Writer/producer Carly Wray points out that James Delos is "ailing" (you can tell because he coughs once, which is a guaranteed death sentence in any movie or TV show), and that "there is something they are working on to fix that ailment".
- Arnold and Ford prepare to open the park with a series of beta tests as more hosts are brought online. The scene they witness is a familiar one in Sweetwater as Dolores (Evan Rachel Wood) drops a can of milk onto the ground. Maeve: "Revenge is just a different prayer at their altar, darling". After a tense stand-off Dolores lets them pass without killing them. Now they're on her side. He takes several hosts to bed and when Angela wakes up, Dolores is watching her. Is she not controlling the Confederados without their consent, the same way the humans were, by turning them off and on at her whim? That place, she says, was shown to her by an old friend, and "it's not a place". And it seems that "The Door" - whatever it may be - is in the same place as the Valley Beyond. And she's not the only one headed there.
At (seemingly) the same time, the Man in Black (Ed Harris) finds Lawrence (Clifton Collins Jr.) in his poaching storyline, and saves him so he can conscript him for his own uses. Except with Westworld, it's sometimes hard not to feel impatient, to just wish that the writers would just get on with it rather than trying to keep the audience removed from the show's greater mysteries until they are finally solved.
MIB and Lawrence head to Pariah, and moments after entering the town, they are surrounded by El Lazlo and his men.
Why, it was surprise guest star Giancarlo Esposito of course, best known for his role as drugs kingpin Gus Fring in Breaking Bad and its spin-off Better Call Saul.
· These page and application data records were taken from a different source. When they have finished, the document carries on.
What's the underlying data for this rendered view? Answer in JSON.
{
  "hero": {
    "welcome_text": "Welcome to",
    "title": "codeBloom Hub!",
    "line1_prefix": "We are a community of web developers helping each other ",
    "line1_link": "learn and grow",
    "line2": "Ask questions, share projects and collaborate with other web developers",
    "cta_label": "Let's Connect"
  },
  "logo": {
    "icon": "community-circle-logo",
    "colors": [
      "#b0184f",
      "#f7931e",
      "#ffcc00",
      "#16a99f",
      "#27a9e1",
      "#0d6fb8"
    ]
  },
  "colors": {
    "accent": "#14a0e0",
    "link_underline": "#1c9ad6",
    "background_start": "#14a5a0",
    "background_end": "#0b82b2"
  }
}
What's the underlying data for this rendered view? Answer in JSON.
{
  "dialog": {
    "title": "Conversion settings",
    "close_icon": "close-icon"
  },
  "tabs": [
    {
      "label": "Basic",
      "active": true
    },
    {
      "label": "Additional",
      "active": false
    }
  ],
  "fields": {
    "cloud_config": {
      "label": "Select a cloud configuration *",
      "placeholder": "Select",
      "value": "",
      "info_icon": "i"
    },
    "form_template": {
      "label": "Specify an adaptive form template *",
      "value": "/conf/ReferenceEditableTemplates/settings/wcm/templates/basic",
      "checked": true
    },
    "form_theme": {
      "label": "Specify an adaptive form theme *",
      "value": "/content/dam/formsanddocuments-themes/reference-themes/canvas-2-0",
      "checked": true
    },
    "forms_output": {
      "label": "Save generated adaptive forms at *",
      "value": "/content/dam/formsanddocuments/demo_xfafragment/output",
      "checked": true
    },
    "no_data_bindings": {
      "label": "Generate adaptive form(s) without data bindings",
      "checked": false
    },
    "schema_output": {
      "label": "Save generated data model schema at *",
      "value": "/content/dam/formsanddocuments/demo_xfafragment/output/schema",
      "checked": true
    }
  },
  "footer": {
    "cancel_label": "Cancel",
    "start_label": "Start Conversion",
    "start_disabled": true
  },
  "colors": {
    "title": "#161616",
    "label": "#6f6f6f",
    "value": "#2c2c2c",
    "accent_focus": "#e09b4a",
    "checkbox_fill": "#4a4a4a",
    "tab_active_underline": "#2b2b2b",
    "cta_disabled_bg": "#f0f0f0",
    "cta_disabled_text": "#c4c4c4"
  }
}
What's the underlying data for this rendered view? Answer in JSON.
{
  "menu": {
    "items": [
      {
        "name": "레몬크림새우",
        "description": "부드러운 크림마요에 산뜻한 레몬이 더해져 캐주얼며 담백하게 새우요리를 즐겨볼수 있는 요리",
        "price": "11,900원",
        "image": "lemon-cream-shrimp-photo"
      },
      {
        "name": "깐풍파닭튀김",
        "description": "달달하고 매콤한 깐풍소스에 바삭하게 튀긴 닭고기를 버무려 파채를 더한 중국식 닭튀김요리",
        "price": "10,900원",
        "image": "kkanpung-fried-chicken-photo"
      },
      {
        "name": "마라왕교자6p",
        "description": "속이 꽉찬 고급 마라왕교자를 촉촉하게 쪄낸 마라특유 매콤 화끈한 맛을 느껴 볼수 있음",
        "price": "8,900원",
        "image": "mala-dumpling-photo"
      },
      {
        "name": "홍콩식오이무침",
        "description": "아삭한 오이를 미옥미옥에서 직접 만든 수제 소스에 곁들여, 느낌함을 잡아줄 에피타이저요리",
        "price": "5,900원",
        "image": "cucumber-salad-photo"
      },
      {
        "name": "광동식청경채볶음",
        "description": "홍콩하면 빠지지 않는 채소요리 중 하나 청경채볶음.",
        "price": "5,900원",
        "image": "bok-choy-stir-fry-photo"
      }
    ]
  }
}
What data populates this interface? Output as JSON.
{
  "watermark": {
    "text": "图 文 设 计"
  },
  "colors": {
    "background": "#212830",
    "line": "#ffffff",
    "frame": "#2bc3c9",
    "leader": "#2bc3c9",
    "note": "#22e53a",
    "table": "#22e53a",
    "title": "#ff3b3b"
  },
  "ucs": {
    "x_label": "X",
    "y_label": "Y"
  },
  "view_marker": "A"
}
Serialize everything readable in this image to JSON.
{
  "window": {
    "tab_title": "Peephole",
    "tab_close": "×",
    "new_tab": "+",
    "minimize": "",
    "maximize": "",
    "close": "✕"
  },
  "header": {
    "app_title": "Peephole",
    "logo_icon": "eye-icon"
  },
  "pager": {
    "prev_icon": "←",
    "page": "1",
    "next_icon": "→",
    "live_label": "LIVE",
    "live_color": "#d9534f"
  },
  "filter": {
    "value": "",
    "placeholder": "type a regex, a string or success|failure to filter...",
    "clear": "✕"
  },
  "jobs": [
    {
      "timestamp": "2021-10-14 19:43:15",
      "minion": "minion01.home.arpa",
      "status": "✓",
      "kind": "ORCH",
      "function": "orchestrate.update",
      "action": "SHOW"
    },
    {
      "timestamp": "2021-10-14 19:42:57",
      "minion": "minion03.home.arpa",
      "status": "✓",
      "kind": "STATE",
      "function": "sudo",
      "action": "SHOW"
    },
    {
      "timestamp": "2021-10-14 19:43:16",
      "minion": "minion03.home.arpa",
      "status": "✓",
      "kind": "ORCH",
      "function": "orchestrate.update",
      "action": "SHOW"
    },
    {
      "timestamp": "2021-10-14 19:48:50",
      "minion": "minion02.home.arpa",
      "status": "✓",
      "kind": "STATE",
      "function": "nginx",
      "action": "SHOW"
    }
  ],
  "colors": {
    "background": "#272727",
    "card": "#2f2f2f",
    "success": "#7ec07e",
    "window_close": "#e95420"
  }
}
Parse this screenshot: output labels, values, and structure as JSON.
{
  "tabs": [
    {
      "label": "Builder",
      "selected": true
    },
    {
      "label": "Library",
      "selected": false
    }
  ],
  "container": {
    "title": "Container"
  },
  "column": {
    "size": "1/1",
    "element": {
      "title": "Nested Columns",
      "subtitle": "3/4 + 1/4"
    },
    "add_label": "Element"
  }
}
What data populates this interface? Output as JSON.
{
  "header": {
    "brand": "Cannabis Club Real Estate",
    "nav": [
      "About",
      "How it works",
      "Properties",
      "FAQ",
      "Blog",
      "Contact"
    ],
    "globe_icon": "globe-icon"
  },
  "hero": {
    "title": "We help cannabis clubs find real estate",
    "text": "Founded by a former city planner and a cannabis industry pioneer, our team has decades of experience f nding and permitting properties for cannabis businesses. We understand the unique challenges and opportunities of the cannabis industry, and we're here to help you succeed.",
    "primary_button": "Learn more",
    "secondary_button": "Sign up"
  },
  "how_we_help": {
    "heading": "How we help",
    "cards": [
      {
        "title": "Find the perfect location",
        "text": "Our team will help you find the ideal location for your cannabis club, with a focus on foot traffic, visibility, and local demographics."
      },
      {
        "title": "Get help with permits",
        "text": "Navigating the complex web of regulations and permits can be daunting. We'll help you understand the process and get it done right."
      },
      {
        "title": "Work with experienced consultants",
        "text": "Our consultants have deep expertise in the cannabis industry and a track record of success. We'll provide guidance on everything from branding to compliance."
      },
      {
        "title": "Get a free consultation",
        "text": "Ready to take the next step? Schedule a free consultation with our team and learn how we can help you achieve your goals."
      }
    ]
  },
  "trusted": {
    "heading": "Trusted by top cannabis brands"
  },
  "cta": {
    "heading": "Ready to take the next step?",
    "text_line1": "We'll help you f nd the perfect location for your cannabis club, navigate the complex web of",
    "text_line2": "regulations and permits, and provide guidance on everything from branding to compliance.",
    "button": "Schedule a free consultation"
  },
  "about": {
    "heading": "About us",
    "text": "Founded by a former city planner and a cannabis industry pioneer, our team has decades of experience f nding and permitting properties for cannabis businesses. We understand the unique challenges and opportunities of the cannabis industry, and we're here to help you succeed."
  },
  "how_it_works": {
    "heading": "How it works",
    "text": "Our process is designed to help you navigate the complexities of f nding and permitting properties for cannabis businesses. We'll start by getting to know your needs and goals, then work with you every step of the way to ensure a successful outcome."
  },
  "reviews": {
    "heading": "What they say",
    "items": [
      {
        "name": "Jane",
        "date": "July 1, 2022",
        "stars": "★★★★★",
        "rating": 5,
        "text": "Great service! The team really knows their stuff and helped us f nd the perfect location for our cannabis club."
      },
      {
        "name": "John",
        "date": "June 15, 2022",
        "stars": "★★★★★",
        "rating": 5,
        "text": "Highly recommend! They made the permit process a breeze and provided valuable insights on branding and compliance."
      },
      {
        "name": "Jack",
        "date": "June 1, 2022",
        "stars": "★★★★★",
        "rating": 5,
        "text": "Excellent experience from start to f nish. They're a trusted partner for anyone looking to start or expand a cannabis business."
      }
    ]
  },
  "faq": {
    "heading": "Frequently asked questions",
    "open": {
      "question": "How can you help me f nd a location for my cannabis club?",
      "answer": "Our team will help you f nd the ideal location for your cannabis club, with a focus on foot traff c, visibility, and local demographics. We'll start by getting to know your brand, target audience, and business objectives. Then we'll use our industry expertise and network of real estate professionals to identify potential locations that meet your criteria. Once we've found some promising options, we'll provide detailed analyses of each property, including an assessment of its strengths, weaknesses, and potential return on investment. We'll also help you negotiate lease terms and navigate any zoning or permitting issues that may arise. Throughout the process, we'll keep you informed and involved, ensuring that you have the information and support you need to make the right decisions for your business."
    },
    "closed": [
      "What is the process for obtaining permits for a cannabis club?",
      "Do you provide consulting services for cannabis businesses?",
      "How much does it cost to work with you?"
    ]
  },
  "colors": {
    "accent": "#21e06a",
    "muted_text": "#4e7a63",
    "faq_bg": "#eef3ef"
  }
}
And in "Reunion", we see how William's takeover has played out. Is it possible that MIB has practiced some self-reflection? That would be Westworld's true miracle.